TO: Joint Procedure Committee
FROM: Mike Hagburg
DATE: March 23, 2012
RE: Rule 9, N.D.R.Crim.P., Warrant or Summons Upon Indictment or Information
Judge Kleven made a motion at the January meeting to delete the requirement in Rule 9 (b)(1) that the clerk sign the warrant. The motion was tabled for research on the requirement.
Rule 4 requires a specific official - the magistrate - to issue and sign the arrest warrant. Rule 9 allows the institution of the court, and its representative the clerk, to issue an arrest warrant or summons on an indictment or information. The magistrate is not mentioned in Rule 9.
The federal rule uses the term "judge" in Rule 4 and "court" in Rule 9. Fed.R.Crim.P 9 appears to contemplate the U.S. attorney bringing an indictment (or an information with an affidavit of probably cause) to the clerk and getting a warrant or summons without having a judge involved. The version of the federal rule that was in place when N.D.R.Crim.P. 9 was drafted even gave the clerk the duty of delivering the warrant or summons to the process server. A copy of the former Fed.R.Crim.P. 9 is attached.
Staff located several federal cases where the defendant tried to prove that a warrant not signed by a judge was defective, but the courts ruled that, if the warrant had been issued under Rule 9, signing by clerk alone was sufficient. It appears that the lower standard under Rule 9 is acceptable because an indictment or information is a more developed document than a complaint.
As written, our Rule 9 may allow the clerk to issue a warrant or summons without action by the magistrate. The explanatory note indicates that prosecution by indictment or information cannot take place unless probable cause has been established, so the magistrate's participation in issuing the warrant or summons seemingly is not necessary. Practice and recent statutory and rule amendments, however, may have blurred the once clearly separate roles of the complaint and the information. Therefore, the Committee may wish to discuss whether a rethinking of Rule 9 is needed to reflect the current role of the indictment, information and complaint. If, in practice, it is the magistrate who issues a warrant or summons under Rule 9, perhaps "magistrate" could be substituted for "court" and "clerk" in the rule.

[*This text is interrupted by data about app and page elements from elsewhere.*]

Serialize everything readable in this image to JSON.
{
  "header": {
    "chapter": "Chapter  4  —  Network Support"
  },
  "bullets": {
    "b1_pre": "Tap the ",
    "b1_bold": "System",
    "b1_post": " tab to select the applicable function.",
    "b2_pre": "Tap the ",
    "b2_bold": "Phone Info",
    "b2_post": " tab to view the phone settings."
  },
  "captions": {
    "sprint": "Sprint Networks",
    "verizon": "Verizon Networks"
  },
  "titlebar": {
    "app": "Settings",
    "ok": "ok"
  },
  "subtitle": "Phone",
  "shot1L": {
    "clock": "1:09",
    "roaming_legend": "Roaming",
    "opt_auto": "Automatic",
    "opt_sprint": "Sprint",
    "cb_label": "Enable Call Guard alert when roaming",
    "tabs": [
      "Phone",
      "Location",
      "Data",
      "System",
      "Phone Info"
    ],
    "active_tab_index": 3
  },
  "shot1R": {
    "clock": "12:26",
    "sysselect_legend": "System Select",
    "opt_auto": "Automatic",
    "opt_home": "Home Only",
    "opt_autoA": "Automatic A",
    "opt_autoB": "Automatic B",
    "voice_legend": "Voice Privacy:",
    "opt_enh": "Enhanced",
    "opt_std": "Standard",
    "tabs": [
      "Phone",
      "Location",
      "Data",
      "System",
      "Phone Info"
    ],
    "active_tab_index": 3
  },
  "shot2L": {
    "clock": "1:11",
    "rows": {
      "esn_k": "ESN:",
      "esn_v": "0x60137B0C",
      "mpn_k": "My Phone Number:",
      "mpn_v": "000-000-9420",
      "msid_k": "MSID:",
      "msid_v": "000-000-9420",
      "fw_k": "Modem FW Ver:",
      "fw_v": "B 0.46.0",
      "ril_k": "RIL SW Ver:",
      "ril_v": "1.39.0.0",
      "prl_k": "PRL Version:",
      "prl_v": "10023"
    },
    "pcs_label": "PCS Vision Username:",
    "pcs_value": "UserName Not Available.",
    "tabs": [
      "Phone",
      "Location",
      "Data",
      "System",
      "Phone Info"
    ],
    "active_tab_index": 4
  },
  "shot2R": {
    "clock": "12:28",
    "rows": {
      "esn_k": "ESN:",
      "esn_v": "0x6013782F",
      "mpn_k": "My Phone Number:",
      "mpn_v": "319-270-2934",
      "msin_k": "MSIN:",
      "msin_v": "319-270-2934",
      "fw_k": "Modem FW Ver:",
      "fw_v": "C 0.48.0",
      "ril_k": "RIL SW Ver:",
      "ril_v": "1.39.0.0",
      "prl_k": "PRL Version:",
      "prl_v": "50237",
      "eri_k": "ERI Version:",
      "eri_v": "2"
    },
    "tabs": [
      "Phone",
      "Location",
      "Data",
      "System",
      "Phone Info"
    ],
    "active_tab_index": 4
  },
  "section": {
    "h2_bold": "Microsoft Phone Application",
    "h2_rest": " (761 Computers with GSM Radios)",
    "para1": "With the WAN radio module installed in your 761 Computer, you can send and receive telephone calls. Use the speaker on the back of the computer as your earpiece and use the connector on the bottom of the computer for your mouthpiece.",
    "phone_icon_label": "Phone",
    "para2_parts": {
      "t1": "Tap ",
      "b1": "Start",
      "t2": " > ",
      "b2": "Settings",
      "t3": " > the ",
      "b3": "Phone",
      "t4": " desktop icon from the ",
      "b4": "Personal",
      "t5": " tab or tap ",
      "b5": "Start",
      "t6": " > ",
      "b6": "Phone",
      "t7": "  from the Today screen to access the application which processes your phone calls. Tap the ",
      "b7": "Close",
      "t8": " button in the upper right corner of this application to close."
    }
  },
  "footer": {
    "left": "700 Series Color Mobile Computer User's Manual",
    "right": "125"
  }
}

In the general discussion of criminal rule amendments at the January meeting, State v. Hayes, 2012 ND 9, was brought up. A copy of the case is attached. Under Hayes, a magistrate must make findings before imposing pretrial release conditions. Rule 9(b)(1) allows the "court" to "fix the amount of bail and endorse it on the warrant." This language does not seem appropriate under Hayes, given that bail is a pretrial release condition. Similar language was removed from the federal rule in 2002 because it was considered inconsistent with the 1984 Bail Reform Act. Proposed amendments to Rule 9 that would remove this language are attached.